A tasty, if not always tasteful, tale of supernatural mayhem that fans of King and Crichton alike will enjoy.

Pub Date: June 16, 2020

ISBN: 978-1-9848-2678-7

Page Count: 304

Publisher: Del Rey/Ballantine

Review Posted Online: Feb. 10, 2020

Kirkus Reviews Issue: March 1, 2020

Did you like this book?

Dark and unsettling, this novel’s end arrives abruptly even as readers are still moving at a breakneck speed.

THEN SHE WAS GONE

Ten years after her teenage daughter went missing, a mother begins a new relationship only to discover she can't truly move on until she answers lingering questions about the past.

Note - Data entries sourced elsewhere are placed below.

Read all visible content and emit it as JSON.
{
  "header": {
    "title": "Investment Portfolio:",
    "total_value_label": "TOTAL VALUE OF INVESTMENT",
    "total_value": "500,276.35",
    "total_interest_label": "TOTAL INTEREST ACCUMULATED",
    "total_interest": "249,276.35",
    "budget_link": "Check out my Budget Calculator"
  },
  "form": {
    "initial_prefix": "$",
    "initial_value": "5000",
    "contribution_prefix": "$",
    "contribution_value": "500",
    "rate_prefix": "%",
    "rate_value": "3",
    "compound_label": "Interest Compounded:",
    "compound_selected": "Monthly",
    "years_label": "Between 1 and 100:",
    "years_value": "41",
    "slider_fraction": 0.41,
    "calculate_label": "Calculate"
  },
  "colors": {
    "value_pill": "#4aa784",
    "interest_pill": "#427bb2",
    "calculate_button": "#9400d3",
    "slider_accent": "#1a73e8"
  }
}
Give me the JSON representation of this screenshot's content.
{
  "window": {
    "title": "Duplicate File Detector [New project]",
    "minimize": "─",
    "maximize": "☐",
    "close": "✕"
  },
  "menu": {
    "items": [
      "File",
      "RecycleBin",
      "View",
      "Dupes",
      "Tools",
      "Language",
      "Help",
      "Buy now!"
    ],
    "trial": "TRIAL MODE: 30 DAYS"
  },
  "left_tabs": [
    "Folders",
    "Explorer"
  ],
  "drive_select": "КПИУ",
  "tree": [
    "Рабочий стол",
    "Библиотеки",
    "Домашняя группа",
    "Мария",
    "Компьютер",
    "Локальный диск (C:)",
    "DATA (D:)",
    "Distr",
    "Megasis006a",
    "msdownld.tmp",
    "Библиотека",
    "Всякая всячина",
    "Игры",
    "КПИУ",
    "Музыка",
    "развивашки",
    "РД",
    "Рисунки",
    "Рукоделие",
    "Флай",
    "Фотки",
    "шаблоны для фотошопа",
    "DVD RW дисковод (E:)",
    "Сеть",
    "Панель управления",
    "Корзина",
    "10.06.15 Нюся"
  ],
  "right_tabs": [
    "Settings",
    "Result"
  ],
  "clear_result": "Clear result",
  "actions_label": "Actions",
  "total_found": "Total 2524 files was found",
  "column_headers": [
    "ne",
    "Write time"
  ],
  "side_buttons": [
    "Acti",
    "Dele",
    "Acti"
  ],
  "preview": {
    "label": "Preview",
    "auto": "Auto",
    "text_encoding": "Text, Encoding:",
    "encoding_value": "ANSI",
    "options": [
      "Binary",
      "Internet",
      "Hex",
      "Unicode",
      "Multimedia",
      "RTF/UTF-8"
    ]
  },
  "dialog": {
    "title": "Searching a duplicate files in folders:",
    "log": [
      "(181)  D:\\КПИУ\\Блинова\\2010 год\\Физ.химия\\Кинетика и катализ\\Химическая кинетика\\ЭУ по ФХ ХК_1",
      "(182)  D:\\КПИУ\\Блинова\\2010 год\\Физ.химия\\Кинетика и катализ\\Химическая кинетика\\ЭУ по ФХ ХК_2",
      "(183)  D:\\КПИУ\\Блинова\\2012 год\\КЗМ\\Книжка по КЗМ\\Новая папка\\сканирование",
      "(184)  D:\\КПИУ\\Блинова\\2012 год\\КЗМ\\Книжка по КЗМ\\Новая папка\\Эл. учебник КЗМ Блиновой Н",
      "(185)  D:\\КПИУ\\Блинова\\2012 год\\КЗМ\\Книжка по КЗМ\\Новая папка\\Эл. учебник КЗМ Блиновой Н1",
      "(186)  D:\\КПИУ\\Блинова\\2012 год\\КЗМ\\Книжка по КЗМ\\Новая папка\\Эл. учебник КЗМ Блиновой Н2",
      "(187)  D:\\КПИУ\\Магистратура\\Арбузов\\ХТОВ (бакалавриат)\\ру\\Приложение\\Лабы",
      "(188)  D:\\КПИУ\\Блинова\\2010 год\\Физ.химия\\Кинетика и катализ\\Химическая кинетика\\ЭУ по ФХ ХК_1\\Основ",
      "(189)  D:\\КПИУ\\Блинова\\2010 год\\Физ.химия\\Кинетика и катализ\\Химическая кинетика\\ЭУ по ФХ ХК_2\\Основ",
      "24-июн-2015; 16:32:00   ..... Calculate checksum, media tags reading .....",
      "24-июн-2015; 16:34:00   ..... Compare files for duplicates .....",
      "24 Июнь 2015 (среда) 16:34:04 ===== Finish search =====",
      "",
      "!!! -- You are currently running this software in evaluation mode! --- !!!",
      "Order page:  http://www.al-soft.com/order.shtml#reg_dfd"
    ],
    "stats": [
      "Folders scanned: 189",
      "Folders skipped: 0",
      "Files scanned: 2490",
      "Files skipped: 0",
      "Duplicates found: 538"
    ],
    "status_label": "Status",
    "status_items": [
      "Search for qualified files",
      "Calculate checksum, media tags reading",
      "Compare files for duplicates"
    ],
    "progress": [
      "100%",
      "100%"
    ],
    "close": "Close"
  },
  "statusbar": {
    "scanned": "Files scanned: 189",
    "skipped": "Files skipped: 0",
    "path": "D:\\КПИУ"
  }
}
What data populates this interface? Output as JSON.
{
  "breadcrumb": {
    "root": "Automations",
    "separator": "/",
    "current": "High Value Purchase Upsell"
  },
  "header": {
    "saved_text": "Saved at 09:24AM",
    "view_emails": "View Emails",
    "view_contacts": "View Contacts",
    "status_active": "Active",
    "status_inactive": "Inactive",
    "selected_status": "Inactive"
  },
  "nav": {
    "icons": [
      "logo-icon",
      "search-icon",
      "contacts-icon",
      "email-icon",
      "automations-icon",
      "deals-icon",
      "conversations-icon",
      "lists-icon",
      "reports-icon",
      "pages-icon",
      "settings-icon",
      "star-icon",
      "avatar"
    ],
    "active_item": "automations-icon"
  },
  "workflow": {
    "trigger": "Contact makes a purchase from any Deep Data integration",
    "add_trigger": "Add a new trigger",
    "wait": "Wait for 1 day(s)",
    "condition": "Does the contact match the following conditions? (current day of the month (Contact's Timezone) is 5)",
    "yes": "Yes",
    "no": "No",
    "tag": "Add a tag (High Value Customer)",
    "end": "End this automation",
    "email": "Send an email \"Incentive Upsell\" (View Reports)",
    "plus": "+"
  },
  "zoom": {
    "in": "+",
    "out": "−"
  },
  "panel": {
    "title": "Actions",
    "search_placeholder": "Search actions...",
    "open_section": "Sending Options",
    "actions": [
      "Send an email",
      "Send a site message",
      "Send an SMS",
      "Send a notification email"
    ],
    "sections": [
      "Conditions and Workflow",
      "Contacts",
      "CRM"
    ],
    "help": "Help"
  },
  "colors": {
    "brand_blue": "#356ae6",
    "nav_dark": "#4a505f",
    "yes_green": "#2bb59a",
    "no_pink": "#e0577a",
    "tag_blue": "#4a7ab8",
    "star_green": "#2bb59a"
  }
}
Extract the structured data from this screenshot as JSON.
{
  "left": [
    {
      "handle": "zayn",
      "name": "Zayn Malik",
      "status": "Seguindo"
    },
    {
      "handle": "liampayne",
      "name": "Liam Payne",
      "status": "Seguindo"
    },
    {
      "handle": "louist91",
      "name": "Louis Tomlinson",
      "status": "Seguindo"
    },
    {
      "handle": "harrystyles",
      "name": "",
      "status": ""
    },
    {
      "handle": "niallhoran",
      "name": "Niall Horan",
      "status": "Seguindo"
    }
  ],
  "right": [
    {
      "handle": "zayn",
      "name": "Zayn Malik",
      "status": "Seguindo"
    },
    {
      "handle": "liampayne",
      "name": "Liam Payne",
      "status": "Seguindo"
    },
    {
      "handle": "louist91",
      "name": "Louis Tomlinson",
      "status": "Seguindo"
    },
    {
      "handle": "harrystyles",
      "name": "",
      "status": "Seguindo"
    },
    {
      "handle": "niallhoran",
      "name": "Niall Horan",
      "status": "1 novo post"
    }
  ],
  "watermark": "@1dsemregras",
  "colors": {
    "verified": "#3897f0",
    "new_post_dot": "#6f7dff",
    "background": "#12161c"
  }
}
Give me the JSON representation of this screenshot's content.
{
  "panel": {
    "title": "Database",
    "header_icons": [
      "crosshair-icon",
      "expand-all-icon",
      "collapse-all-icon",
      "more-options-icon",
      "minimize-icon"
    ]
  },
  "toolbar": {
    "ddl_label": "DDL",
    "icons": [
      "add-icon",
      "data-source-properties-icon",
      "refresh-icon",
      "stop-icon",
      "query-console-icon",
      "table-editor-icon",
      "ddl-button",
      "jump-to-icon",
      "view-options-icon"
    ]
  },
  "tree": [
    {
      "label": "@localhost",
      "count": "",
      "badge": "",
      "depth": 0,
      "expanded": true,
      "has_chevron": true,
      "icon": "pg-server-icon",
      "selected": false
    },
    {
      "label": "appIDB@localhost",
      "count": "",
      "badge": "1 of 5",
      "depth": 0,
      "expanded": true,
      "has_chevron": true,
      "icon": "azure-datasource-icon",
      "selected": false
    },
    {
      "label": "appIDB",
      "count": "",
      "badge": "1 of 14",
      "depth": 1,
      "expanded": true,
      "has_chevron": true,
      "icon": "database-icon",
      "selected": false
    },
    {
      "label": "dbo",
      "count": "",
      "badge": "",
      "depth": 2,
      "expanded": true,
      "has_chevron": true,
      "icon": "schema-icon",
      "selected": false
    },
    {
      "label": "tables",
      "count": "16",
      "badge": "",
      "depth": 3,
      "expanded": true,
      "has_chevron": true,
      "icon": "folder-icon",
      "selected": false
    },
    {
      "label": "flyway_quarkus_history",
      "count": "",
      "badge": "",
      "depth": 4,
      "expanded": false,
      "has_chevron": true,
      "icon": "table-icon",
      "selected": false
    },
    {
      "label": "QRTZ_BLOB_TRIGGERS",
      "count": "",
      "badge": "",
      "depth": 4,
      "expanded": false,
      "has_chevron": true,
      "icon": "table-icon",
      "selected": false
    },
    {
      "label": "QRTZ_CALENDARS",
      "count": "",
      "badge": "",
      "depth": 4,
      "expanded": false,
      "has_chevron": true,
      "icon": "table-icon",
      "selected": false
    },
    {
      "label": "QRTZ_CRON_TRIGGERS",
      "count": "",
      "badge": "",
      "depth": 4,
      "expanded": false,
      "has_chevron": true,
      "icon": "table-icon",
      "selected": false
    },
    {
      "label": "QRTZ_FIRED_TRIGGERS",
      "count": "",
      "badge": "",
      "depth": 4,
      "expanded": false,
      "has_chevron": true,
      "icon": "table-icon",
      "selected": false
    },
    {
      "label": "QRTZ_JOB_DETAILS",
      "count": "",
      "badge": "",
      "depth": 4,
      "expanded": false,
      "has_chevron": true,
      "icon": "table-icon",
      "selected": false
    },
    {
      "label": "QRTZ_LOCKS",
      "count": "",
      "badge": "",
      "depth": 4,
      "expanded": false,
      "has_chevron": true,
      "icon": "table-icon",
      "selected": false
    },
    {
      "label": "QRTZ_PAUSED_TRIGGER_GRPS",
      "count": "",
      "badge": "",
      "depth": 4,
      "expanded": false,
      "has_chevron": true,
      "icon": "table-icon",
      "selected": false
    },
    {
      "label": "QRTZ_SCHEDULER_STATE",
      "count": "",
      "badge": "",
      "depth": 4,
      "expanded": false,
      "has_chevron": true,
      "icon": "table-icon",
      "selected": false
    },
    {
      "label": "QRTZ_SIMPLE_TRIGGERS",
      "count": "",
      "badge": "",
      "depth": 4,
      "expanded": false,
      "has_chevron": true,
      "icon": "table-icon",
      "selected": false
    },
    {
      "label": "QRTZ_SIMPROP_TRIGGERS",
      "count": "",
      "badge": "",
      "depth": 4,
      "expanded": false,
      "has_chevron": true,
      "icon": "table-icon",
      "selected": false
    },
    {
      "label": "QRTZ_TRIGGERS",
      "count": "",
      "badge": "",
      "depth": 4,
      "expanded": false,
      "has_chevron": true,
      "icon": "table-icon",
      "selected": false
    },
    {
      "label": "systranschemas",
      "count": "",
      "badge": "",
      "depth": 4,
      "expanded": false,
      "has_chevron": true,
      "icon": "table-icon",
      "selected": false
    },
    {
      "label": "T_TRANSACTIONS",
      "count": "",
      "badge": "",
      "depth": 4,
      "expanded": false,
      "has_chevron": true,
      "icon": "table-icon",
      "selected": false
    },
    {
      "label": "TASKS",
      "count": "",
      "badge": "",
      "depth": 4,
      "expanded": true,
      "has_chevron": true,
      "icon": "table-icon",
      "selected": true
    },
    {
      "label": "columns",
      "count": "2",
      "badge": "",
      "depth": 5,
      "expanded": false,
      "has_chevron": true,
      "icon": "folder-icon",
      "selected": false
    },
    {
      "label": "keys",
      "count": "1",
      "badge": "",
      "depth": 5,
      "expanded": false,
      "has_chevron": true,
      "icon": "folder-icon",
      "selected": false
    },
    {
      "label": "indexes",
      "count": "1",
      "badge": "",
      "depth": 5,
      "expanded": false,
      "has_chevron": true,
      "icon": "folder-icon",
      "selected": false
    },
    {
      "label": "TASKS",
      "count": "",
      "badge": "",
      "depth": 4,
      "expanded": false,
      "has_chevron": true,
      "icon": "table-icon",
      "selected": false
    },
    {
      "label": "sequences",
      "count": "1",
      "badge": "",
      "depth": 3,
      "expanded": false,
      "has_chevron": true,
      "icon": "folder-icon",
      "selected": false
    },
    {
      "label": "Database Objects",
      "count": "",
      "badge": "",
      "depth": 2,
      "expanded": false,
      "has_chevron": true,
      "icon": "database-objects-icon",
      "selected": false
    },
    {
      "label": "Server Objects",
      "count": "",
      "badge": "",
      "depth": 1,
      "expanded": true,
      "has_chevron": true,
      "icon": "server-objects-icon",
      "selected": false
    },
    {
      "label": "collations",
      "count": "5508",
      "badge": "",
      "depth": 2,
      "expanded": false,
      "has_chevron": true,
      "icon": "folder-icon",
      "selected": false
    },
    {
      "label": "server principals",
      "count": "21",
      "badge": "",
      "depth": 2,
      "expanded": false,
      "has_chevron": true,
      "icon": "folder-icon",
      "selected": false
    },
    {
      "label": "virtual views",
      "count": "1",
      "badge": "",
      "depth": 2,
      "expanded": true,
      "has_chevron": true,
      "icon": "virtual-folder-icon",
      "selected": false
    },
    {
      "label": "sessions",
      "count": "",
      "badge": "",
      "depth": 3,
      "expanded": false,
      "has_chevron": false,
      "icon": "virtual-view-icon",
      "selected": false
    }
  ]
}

Laurel Mack’s life stopped in many ways the day her 15-year-old daughter, Ellie, left the house to study at the library and never returned. She drifted away from her other two children, Hanna and Jake, and eventually she and her husband, Paul, divorced. Ten years later, Ellie’s remains and her backpack are found, though the police are unable to determine the reasons for her disappearance and death. After Ellie’s funeral, Laurel begins a relationship with Floyd, a man she meets in a cafe. She's disarmed by Floyd’s charm, but when she meets his young daughter, Poppy, Laurel is startled by her resemblance to Ellie. As the novel progresses, Laurel becomes increasingly determined to learn what happened to Ellie, especially after discovering an odd connection between Poppy’s mother and her daughter even as her relationship with Floyd is becoming more serious. Jewell’s (I Found You, 2017, etc.) latest thriller moves at a brisk pace even as she plays with narrative structure: The book is split into three sections, including a first one which alternates chapters between the time of Ellie’s disappearance and the present and a second section that begins as Laurel and Floyd meet. Both of these sections primarily focus on Laurel. In the third section, Jewell alternates narrators and moments in time: The narrator switches to alternating first-person points of view (told by Poppy’s mother and Floyd) interspersed with third-person narration of Ellie’s experiences and Laurel’s discoveries in the present. All of these devices serve to build palpable tension, but the structure also contributes to how deeply disturbing the story becomes. At times, the characters and the emotional core of the events are almost obscured by such quick maneuvering through the weighty plot.

Dark and unsettling, this novel’s end arrives abruptly even as readers are still moving at a breakneck speed.

Pub Date: April 24, 2018

ISBN: 978-1-5011-5464-5

Page Count: 368

Publisher: Atria

Review Posted Online: Feb. 6, 2018

Kirkus Reviews Issue: Feb. 15, 2018

Did you like this book?

more